* _Exercise materials_:

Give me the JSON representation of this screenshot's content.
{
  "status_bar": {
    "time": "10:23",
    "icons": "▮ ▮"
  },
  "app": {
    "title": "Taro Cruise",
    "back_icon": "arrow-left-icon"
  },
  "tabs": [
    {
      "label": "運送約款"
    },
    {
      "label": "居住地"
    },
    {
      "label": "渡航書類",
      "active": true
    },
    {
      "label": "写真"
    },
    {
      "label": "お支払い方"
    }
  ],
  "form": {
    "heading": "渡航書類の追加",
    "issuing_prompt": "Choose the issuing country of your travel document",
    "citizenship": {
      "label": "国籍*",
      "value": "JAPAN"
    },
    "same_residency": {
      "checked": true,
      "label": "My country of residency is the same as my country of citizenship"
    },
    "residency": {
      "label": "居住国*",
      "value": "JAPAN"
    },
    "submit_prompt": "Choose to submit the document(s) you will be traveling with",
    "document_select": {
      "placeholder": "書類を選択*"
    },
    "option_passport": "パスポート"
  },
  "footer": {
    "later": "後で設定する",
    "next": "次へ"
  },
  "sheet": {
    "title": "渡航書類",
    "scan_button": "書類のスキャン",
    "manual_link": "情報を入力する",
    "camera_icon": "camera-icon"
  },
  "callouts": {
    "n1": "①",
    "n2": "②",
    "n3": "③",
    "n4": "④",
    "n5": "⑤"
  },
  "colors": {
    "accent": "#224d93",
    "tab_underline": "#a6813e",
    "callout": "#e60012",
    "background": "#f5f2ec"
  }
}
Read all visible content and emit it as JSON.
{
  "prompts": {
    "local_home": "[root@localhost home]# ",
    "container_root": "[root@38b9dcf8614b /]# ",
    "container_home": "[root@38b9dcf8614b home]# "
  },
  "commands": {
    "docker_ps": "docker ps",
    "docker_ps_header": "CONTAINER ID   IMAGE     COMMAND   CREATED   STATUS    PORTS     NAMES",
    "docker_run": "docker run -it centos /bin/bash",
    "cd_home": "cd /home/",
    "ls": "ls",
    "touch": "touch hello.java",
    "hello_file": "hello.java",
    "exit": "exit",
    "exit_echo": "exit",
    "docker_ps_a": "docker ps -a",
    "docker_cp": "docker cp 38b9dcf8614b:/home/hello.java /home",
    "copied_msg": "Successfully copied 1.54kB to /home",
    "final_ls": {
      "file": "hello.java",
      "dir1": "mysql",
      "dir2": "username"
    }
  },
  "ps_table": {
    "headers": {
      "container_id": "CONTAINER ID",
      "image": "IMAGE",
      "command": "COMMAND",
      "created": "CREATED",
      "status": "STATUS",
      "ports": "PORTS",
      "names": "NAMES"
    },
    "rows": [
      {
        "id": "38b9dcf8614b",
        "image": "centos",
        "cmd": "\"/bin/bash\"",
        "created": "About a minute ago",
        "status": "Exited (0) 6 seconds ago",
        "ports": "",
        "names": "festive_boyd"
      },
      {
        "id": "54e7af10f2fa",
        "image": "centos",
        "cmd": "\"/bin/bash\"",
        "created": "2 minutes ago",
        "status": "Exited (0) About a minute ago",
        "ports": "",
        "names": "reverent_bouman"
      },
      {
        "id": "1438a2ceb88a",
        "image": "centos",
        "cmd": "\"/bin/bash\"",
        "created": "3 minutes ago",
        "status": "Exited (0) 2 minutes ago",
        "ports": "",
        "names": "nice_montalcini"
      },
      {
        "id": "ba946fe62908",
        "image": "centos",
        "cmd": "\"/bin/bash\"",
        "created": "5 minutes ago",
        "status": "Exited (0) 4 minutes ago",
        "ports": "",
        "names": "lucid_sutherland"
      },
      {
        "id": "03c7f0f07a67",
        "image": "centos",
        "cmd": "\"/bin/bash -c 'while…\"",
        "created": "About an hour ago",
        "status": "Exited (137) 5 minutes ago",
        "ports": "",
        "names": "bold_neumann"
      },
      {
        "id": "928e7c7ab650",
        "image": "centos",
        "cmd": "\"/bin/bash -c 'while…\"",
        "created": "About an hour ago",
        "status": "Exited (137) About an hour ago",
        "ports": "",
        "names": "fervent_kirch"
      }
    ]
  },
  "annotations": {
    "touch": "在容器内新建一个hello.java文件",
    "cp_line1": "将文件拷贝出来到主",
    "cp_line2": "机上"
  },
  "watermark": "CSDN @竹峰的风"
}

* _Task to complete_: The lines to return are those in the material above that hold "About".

* _Task output_:
        "created": "About a minute ago",
        "status": "Exited (0) About a minute ago",
        "created": "About an hour ago",
        "created": "About an hour ago",
        "status": "Exited (137) About an hour ago",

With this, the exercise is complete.